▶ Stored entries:

================================

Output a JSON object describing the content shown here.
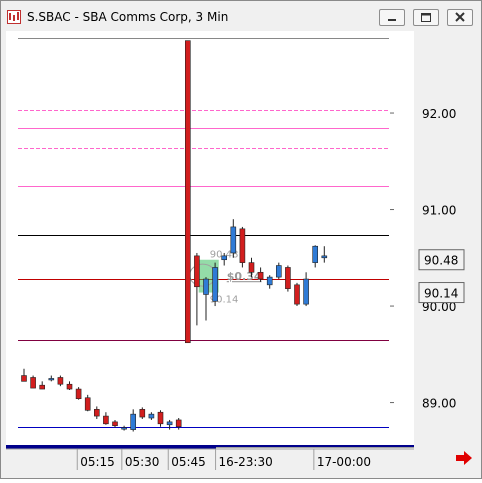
{
  "window": {
    "title": "S.SBAC - SBA Comms Corp, 3 Min",
    "buttons": [
      "minimize",
      "restore",
      "close"
    ],
    "icon": "chart-app-icon",
    "nav_icon": "right-arrow-icon"
  },
  "colors": {
    "up_candle": "#2f7bd6",
    "down_candle": "#d21e1e",
    "pink_level": "#ff66cc",
    "purple_level": "#800040",
    "blue_level": "#0000c0",
    "gray_level": "#888888",
    "box_fill": "#3cc060",
    "nav_arrow": "#e00000"
  },
  "chart_data": {
    "type": "candlestick",
    "y_ticks": [
      "92.00",
      "91.00",
      "90.00",
      "89.00"
    ],
    "ylim": [
      88.55,
      92.85
    ],
    "x_ticks": [
      {
        "label": "05:15",
        "bar": 6.4
      },
      {
        "label": "05:30",
        "bar": 11.3
      },
      {
        "label": "05:45",
        "bar": 16.4
      },
      {
        "label": "16-23:30",
        "bar": 21.6
      },
      {
        "label": "17-00:00",
        "bar": 32.4
      }
    ],
    "candles": [
      {
        "o": 89.28,
        "h": 89.35,
        "l": 89.23,
        "c": 89.22
      },
      {
        "o": 89.26,
        "h": 89.28,
        "l": 89.15,
        "c": 89.15
      },
      {
        "o": 89.18,
        "h": 89.22,
        "l": 89.14,
        "c": 89.14
      },
      {
        "o": 89.24,
        "h": 89.28,
        "l": 89.22,
        "c": 89.25
      },
      {
        "o": 89.26,
        "h": 89.28,
        "l": 89.17,
        "c": 89.19
      },
      {
        "o": 89.19,
        "h": 89.22,
        "l": 89.13,
        "c": 89.14
      },
      {
        "o": 89.14,
        "h": 89.16,
        "l": 89.03,
        "c": 89.04
      },
      {
        "o": 89.05,
        "h": 89.08,
        "l": 88.91,
        "c": 88.92
      },
      {
        "o": 88.93,
        "h": 88.96,
        "l": 88.83,
        "c": 88.86
      },
      {
        "o": 88.86,
        "h": 88.9,
        "l": 88.77,
        "c": 88.78
      },
      {
        "o": 88.8,
        "h": 88.82,
        "l": 88.74,
        "c": 88.76
      },
      {
        "o": 88.73,
        "h": 88.76,
        "l": 88.71,
        "c": 88.74
      },
      {
        "o": 88.72,
        "h": 88.93,
        "l": 88.7,
        "c": 88.88
      },
      {
        "o": 88.93,
        "h": 88.95,
        "l": 88.83,
        "c": 88.85
      },
      {
        "o": 88.84,
        "h": 88.9,
        "l": 88.82,
        "c": 88.88
      },
      {
        "o": 88.9,
        "h": 88.92,
        "l": 88.75,
        "c": 88.78
      },
      {
        "o": 88.77,
        "h": 88.82,
        "l": 88.72,
        "c": 88.8
      },
      {
        "o": 88.82,
        "h": 88.84,
        "l": 88.72,
        "c": 88.75
      },
      {
        "o": 92.75,
        "h": 92.75,
        "l": 89.62,
        "c": 89.62
      },
      {
        "o": 90.52,
        "h": 90.55,
        "l": 89.8,
        "c": 90.2
      },
      {
        "o": 90.12,
        "h": 90.3,
        "l": 89.85,
        "c": 90.28
      },
      {
        "o": 90.05,
        "h": 90.45,
        "l": 90.0,
        "c": 90.4
      },
      {
        "o": 90.48,
        "h": 90.55,
        "l": 90.42,
        "c": 90.52
      },
      {
        "o": 90.55,
        "h": 90.9,
        "l": 90.5,
        "c": 90.82
      },
      {
        "o": 90.8,
        "h": 90.82,
        "l": 90.4,
        "c": 90.45
      },
      {
        "o": 90.45,
        "h": 90.5,
        "l": 90.3,
        "c": 90.35
      },
      {
        "o": 90.35,
        "h": 90.4,
        "l": 90.25,
        "c": 90.28
      },
      {
        "o": 90.22,
        "h": 90.32,
        "l": 90.18,
        "c": 90.3
      },
      {
        "o": 90.3,
        "h": 90.45,
        "l": 90.28,
        "c": 90.42
      },
      {
        "o": 90.4,
        "h": 90.42,
        "l": 90.15,
        "c": 90.18
      },
      {
        "o": 90.22,
        "h": 90.24,
        "l": 90.0,
        "c": 90.02
      },
      {
        "o": 90.02,
        "h": 90.35,
        "l": 90.0,
        "c": 90.28
      },
      {
        "o": 90.45,
        "h": 90.63,
        "l": 90.4,
        "c": 90.62
      },
      {
        "o": 90.5,
        "h": 90.62,
        "l": 90.45,
        "c": 90.52
      }
    ],
    "levels": [
      {
        "price": 92.78,
        "color": "#888888"
      },
      {
        "price": 92.03,
        "color": "#ff66cc",
        "dashed": true
      },
      {
        "price": 91.84,
        "color": "#ff66cc"
      },
      {
        "price": 91.64,
        "color": "#ff66cc",
        "dashed": true
      },
      {
        "price": 91.24,
        "color": "#ff66cc"
      },
      {
        "price": 90.74,
        "color": "#000000"
      },
      {
        "price": 90.28,
        "color": "#c00000"
      },
      {
        "price": 89.65,
        "color": "#800040"
      },
      {
        "price": 88.75,
        "color": "#0000c0"
      }
    ],
    "price_labels": [
      "90.48",
      "90.14"
    ],
    "price_label_values": [
      90.48,
      90.14
    ],
    "annotation": {
      "top_label": "90.48",
      "mid_label": "$0.34",
      "bottom_label": "90.14",
      "top_price": 90.48,
      "bottom_price": 90.14,
      "start_bar": 19.2,
      "end_bar": 21.4
    }
  }
}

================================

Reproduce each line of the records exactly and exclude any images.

▶ Result below:
Output a JSON object describing the content shown here.
{
  "window": {
    "title": "S.SBAC - SBA Comms Corp, 3 Min",
    "buttons": [
      "minimize",
      "restore",
      "close"
    ],
    "icon": "chart-app-icon",
    "nav_icon": "right-arrow-icon"
  },
  "colors": {
    "up_candle": "#2f7bd6",
    "down_candle": "#d21e1e",
    "pink_level": "#ff66cc",
    "purple_level": "#800040",
    "blue_level": "#0000c0",
    "gray_level": "#888888",
    "box_fill": "#3cc060",
    "nav_arrow": "#e00000"
  },
  "chart_data": {
    "type": "candlestick",
    "y_ticks": [
      "92.00",
      "91.00",
      "90.00",
      "89.00"
    ],
    "ylim": [
      88.55,
      92.85
    ],
    "x_ticks": [
      {
        "label": "05:15",
        "bar": 6.4
      },
      {
        "label": "05:30",
        "bar": 11.3
      },
      {
        "label": "05:45",
        "bar": 16.4
      },
      {
        "label": "16-23:30",
        "bar": 21.6
      },
      {
        "label": "17-00:00",
        "bar": 32.4
      }
    ],
    "candles": [
      {
        "o": 89.28,
        "h": 89.35,
        "l": 89.23,
        "c": 89.22
      },
      {
        "o": 89.26,
        "h": 89.28,
        "l": 89.15,
        "c": 89.15
      },
      {
        "o": 89.18,
        "h": 89.22,
        "l": 89.14,
        "c": 89.14
      },
      {
        "o": 89.24,
        "h": 89.28,
        "l": 89.22,
        "c": 89.25
      },
      {
        "o": 89.26,
        "h": 89.28,
        "l": 89.17,
        "c": 89.19
      },
      {
        "o": 89.19,
        "h": 89.22,
        "l": 89.13,
        "c": 89.14
      },
      {
        "o": 89.14,
        "h": 89.16,
        "l": 89.03,
        "c": 89.04
      },
      {
        "o": 89.05,
        "h": 89.08,
        "l": 88.91,
        "c": 88.92
      },
      {
        "o": 88.93,
        "h": 88.96,
        "l": 88.83,
        "c": 88.86
      },
      {
        "o": 88.86,
        "h": 88.9,
        "l": 88.77,
        "c": 88.78
      },
      {
        "o": 88.8,
        "h": 88.82,
        "l": 88.74,
        "c": 88.76
      },
      {
        "o": 88.73,
        "h": 88.76,
        "l": 88.71,
        "c": 88.74
      },
      {
        "o": 88.72,
        "h": 88.93,
        "l": 88.7,
        "c": 88.88
      },
      {
        "o": 88.93,
        "h": 88.95,
        "l": 88.83,
        "c": 88.85
      },
      {
        "o": 88.84,
        "h": 88.9,
        "l": 88.82,
        "c": 88.88
      },
      {
        "o": 88.9,
        "h": 88.92,
        "l": 88.75,
        "c": 88.78
      },
      {
        "o": 88.77,
        "h": 88.82,
        "l": 88.72,
        "c": 88.8
      },
      {
        "o": 88.82,
        "h": 88.84,
        "l": 88.72,
        "c": 88.75
      },
      {
        "o": 92.75,
        "h": 92.75,
        "l": 89.62,
        "c": 89.62
      },
      {
        "o": 90.52,
        "h": 90.55,
        "l": 89.8,
        "c": 90.2
      },
      {
        "o": 90.12,
        "h": 90.3,
        "l": 89.85,
        "c": 90.28
      },
      {
        "o": 90.05,
        "h": 90.45,
        "l": 90.0,
        "c": 90.4
      },
      {
        "o": 90.48,
        "h": 90.55,
        "l": 90.42,
        "c": 90.52
      },
      {
        "o": 90.55,
        "h": 90.9,
        "l": 90.5,
        "c": 90.82
      },
      {
        "o": 90.8,
        "h": 90.82,
        "l": 90.4,
        "c": 90.45
      },
      {
        "o": 90.45,
        "h": 90.5,
        "l": 90.3,
        "c": 90.35
      },
      {
        "o": 90.35,
        "h": 90.4,
        "l": 90.25,
        "c": 90.28
      },
      {
        "o": 90.22,
        "h": 90.32,
        "l": 90.18,
        "c": 90.3
      },
      {
        "o": 90.3,
        "h": 90.45,
        "l": 90.28,
        "c": 90.42
      },
      {
        "o": 90.4,
        "h": 90.42,
        "l": 90.15,
        "c": 90.18
      },
      {
        "o": 90.22,
        "h": 90.24,
        "l": 90.0,
        "c": 90.02
      },
      {
        "o": 90.02,
        "h": 90.35,
        "l": 90.0,
        "c": 90.28
      },
      {
        "o": 90.45,
        "h": 90.63,
        "l": 90.4,
        "c": 90.62
      },
      {
        "o": 90.5,
        "h": 90.62,
        "l": 90.45,
        "c": 90.52
      }
    ],
    "levels": [
      {
        "price": 92.78,
        "color": "#888888"
      },
      {
        "price": 92.03,
        "color": "#ff66cc",
        "dashed": true
      },
      {
        "price": 91.84,
        "color": "#ff66cc"
      },
      {
        "price": 91.64,
        "color": "#ff66cc",
        "dashed": true
      },
      {
        "price": 91.24,
        "color": "#ff66cc"
      },
      {
        "price": 90.74,
        "color": "#000000"
      },
      {
        "price": 90.28,
        "color": "#c00000"
      },
      {
        "price": 89.65,
        "color": "#800040"
      },
      {
        "price": 88.75,
        "color": "#0000c0"
      }
    ],
    "price_labels": [
      "90.48",
      "90.14"
    ],
    "price_label_values": [
      90.48,
      90.14
    ],
    "annotation": {
      "top_label": "90.48",
      "mid_label": "$0.34",
      "bottom_label": "90.14",
      "top_price": 90.48,
      "bottom_price": 90.14,
      "start_bar": 19.2,
      "end_bar": 21.4
    }
  }
}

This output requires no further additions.